We've already seen Konami resurrect two of their most popular gaming franchises with WiiWare’s Gradius and Contra ReBirth, so it comes as no real surprise to see them giving the same treatment to yet another much-loved classic series: Castlevania: The Adventure ReBirth. Despite its title, this actually has very little in common with the original Game Boy release. Other than a couple of gameplay touches here and there, such as the flaming whip upgrade, you wouldn't know that this game even had anything to do with it. Instead ReBirth chooses a hodge-podge of classic 8- and 16-bit Castlevania ideas to form an all-new experience. So how exactly does this title stack up against past Castlevania classics?
The Adventure ReBirth takes many of the key elements from earlier entries and tosses in a few new tweaks here and there. The game allows you to select between Normal and Classic modes that affect the way your character handles in mid-air. Normal mode allows you to maneuver your character while he's airborne, whereas Classic mode allows for no control once off the ground. It's more a matter of personal preference than anything, although Normal does make the game a bit more playable and the control a bit more precise. Of course it wouldn't be a Castlevania game without the whip and special weapons, two elements that are firmly intact here. Take the whip, for example: when upgraded completely, it’ll shoot fireballs off the tip.
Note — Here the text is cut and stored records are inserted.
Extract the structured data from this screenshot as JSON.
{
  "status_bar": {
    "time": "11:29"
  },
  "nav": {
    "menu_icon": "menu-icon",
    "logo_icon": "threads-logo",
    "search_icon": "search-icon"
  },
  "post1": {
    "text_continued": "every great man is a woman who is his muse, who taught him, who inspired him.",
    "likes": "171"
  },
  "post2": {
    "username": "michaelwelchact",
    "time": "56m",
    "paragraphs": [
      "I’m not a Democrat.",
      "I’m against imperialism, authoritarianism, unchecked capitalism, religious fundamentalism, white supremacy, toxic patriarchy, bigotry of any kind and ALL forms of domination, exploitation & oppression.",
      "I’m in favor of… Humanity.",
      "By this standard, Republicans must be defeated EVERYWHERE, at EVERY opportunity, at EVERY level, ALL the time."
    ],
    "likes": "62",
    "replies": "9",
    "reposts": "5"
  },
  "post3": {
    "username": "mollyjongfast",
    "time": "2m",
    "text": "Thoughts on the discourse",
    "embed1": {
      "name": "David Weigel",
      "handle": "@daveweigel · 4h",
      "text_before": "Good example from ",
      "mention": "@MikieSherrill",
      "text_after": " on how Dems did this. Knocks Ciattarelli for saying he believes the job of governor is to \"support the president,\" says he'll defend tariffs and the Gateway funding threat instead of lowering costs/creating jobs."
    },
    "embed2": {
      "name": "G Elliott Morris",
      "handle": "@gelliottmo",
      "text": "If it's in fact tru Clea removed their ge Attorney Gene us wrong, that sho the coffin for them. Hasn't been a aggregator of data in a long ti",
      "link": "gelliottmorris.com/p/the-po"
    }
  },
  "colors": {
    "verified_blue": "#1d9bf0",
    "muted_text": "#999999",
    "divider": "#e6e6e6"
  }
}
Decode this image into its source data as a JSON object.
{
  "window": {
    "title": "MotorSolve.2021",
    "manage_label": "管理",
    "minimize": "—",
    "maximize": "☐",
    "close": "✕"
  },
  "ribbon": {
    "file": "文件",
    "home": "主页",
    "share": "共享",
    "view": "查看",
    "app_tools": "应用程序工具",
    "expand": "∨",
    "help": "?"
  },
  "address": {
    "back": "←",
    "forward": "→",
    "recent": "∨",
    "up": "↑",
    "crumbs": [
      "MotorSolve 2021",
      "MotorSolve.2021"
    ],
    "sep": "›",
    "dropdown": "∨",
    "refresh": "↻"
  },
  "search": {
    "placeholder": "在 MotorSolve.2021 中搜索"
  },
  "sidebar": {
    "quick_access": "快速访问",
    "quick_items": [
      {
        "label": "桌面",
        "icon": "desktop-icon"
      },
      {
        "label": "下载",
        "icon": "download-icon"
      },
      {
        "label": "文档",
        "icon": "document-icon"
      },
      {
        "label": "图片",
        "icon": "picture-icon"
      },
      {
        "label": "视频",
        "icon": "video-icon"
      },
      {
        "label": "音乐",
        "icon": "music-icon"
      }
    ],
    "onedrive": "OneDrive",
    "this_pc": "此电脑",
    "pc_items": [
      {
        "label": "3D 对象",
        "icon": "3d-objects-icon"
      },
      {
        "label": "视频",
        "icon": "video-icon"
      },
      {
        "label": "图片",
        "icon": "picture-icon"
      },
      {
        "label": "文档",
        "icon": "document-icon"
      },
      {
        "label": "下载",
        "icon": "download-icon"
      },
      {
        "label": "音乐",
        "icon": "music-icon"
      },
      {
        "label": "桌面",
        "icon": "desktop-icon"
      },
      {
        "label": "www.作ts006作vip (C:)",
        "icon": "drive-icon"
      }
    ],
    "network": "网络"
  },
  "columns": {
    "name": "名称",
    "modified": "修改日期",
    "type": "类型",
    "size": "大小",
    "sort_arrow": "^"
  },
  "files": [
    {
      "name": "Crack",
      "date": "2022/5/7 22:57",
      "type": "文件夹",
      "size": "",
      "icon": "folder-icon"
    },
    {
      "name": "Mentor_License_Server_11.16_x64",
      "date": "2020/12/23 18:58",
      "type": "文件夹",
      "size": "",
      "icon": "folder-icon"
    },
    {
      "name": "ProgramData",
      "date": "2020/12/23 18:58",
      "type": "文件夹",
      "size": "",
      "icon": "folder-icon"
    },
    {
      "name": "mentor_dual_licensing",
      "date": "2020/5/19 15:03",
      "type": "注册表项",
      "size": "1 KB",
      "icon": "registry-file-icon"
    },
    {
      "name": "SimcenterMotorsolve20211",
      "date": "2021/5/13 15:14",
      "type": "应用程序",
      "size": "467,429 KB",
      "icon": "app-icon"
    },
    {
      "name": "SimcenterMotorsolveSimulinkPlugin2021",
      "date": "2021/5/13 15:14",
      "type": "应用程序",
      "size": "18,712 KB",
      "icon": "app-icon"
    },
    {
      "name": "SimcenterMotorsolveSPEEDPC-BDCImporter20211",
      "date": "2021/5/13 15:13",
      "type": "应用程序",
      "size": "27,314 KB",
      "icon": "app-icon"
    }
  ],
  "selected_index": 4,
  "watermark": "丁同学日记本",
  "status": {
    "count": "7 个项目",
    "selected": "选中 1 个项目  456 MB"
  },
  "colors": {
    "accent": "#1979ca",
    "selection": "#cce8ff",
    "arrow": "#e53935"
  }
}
ReBirth follows a more traditional approach to level design than the post-Symphony of the Night “Metroidvania” style: traverse levels with optional paths, slay some baddies, find keys and kill a really big baddie at the end. To go down the optional paths, you'll need special keys that demand you drop your special weapon to carry them, which can be a tricky trade-off at times, especially in some of the game's later, more difficult levels. That being said, these optional paths generally feature some very nice goodies if you're willing to take the time to gain access to them and hardcore fans will relish the challenge of locating them all.
There are three levels of difficulty and quite a few controller options too: the Wii Remote on its side, the Classic Controller, the Wii Remote and Nunchuk, or even a GameCube controller. Buttons can be remapped as you see fit, and this wide variety of input options is a very nice addition to the game and make the controls even more impressive.
This latest Castlevania installment isn't going to set new standards of originality, but what it does do is take many of the best elements from the classic releases and bundles them together in yet another solid Castlevania experience. Six lengthy levels, unique and challenging boss fights, and added variety with the optional pathways all come together to form a platforming adventure that's as much varied as it is enjoyable. Once again Konami have captured the magic of the Castlevania series and managed to cram it all into one of the more polished WiiWare releases to date.
The visuals tend to remain on a level at or just above that of the 16-bit releases. The color palette seems to be a bit wider, allowing for a more varied level of detail, but for the most part the game looks like it fits into a Super Nintendo. There are quite a few layers of parallax scrolling as well, adding a nice level of depth to the stages. You'll see everything from outdoor scenes to underground caverns, many of which take inspiration from levels seen in earlier entries. There's never a lack of variety in the many areas, and there’s plenty to see throughout its multiple pathways. Character animation is solid, and there are some absolutely enormous bosses that show a lot of visual flair in their level of detail and movements. Things can become a little blocky at times, but this is consistent with the 16-bit theme rather than a deficiency in the visual presentation.
If there's one aspect of this Castlevania reimagining that absolutely reeks of nostalgic value, it's the game's score. Every track in the game is basically a remixed version of a classic tune from the series’ past 8- and 16-bit games. Even the famous Vampire Killer track can be heard on the last stage of the game that should make long-time fans grin from ear to ear. It's also worth mentioning that these remixes are all extremely well done and even in their compressed form sound absolutely phenomenal, especially if you're lucky enough to own a nice sound system. Even the sound effects are all perfectly executed, many of them taken directly from previous Castlevanias for even more nostalgia. Konami have always put a great amount of time and care into creating the soundtracks for their Castlevania titles over the years and this WiiWare release is no exception.
There's certainly no denying that fans of classic Castlevania will find a lot to love about this new ReBirth release. Not only is it chock-full of classic moments, but the remixed soundtrack channeling the best of the series will quickly catch the ear of anyone who's spent time with the Belmonts. Sure, the game is a bit predictable at times and there aren't as many modern Castlevania conveniences as some might hope for, but at its core, this is yet another extremely playable and enjoyable 2D Castlevania experience. And when it comes right down to it, there could never be too much of that for diehard fans of the series, new or old. Priced reasonably at 1000 Nintendo Points, you're getting a lot of vampire-killing bang for your buck.